University of Saskatchewan professor Lee Barbour has been granted a five-year Industrial Research Chair through the Natural Sciences and Engineering Research Council of Canada to study water flow in reclaimed oil sands mines.
The IRC program is a partnership between academics and industry; in Barbour’s case, oil giant Syncrude will provide half the funding for the $2.6-million project, and NSERC will put up the other half.
Barbour, a civil and geological engineer with more than a decade of experience in oilsands research, will head a team of six masters students, two PhD candidates, two summer undergraduates and two post-doctoral fellows.
The official title of the research chair, which Barbour admits “can be a bit obtuse,” is Hydrogeological Characterization of Oilsands Mine Closure Landforms. He and his team will examine water flow through reclaimed and soon-to-be reclaimed land masses on mine sites in the hope of developing tools to predict water flow and contamination levels.
When excavation of a mine site begins, the soil and up to 80 metres of other ground layers, such as clay shale, are scraped off and heaped in large piles and hills nearby. The sand left over after the bitumen and oil have been extracted is also often dumped on these hills, leaving masses of land that can contain unsafe chemicals in danger of leeching into groundwater.
Oil companies are required to put in substantial efforts to make the land they mine from environmentally sustainable and safe after they finish their work, and this is what Barbour and his team will be assisting.
“Eventually we’d like to be able to predict or estimate any kind of contaminant loads that might be coming out of these uplands into adjacent wetlands or streams, ponds, that sort of thing,” Barbour said.
The team will research primarily at Syncrude’s Mildred Lake mine near Fort McMurray, Alta. Opened in the late ’70s, Mildred Lake is expected to close down completely within a few decades. Syncrude has already begun reclaiming parts of the mine that are no longer in use, as per industry standard, according to Barbour.
“They really need to make sure that as they move toward designing the final [reclaimed] landscape that they don’t have too many surprises, that they’re able to deal with any particular contaminant loadings coming out of” disturbed land, Barbour said.
Barbour’s work will have larger implications than simply helping one company clean up one mine site, though. He says the industry shares environmental research freely, so that the work Barbour does here will almost immediately be shared across the oil sands industry, allowing other companies access to improved reclamation methods.
Reclamation is something all mining companies have to deal with, but oil sands mine reclamation is a new and especially troublesome beast. Mining less conventional and more expensive oil resources only became economically viable in the mid- to late-’70s, and oil sands mines have a much longer lifespan than most other mines.

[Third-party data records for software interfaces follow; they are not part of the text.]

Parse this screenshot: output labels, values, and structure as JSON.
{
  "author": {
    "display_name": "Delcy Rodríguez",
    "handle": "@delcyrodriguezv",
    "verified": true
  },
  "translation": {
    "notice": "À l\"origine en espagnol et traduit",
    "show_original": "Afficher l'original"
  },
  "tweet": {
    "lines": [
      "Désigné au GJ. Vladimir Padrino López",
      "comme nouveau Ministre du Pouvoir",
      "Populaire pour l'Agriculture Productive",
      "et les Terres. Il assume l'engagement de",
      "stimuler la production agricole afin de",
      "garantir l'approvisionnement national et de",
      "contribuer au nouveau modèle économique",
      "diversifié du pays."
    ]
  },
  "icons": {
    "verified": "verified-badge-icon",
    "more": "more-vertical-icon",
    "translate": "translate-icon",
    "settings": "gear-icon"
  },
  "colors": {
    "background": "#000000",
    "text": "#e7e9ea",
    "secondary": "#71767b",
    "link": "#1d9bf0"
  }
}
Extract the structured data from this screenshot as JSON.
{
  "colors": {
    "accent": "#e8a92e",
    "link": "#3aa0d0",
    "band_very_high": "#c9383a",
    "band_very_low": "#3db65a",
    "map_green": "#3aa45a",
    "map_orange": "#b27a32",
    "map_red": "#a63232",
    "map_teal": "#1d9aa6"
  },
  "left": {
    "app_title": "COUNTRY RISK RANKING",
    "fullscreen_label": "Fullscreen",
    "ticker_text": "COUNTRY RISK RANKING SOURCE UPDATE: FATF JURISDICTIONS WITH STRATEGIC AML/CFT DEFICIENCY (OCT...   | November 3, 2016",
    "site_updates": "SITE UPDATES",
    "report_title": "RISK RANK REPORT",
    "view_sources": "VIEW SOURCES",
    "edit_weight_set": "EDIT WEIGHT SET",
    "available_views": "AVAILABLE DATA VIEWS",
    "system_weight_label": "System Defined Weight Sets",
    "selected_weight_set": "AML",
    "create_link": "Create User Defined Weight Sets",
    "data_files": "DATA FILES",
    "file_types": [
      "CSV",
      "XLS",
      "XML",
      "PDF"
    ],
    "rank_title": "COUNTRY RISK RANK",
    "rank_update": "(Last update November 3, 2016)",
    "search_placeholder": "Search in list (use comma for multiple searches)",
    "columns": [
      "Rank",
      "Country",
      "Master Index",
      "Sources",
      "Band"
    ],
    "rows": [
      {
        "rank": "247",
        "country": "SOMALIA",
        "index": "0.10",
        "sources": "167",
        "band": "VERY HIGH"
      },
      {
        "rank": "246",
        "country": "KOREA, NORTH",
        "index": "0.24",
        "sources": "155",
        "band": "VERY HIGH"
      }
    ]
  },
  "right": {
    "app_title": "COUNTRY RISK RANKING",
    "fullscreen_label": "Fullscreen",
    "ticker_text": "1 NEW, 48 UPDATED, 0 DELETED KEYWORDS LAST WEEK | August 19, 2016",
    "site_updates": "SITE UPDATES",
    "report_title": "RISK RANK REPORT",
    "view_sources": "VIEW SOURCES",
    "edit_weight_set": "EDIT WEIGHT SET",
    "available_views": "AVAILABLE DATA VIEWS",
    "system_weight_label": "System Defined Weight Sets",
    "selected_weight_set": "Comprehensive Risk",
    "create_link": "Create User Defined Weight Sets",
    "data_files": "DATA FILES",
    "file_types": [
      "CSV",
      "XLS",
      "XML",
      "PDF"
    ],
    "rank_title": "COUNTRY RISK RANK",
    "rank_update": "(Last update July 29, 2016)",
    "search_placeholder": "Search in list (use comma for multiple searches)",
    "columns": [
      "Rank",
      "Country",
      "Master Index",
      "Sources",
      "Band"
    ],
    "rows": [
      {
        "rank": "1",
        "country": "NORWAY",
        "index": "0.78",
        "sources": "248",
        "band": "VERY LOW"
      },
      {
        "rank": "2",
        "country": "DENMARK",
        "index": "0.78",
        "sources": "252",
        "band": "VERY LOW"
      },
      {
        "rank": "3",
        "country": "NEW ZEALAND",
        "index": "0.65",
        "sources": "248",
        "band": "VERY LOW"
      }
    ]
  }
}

“You’re looking at one mine site with a lifespan of 30 to 40 years,” Barbour said. “Most metal mines, for example if you went to a uranium mine or a coal mine or so on, you’d find that [they’d be] maybe in the range of a decade or two…. Just the size of these mines and the size of the reserve, they definitely are moving us into a whole different time scale
Graphic: Brianna Whitmore/The Sheaf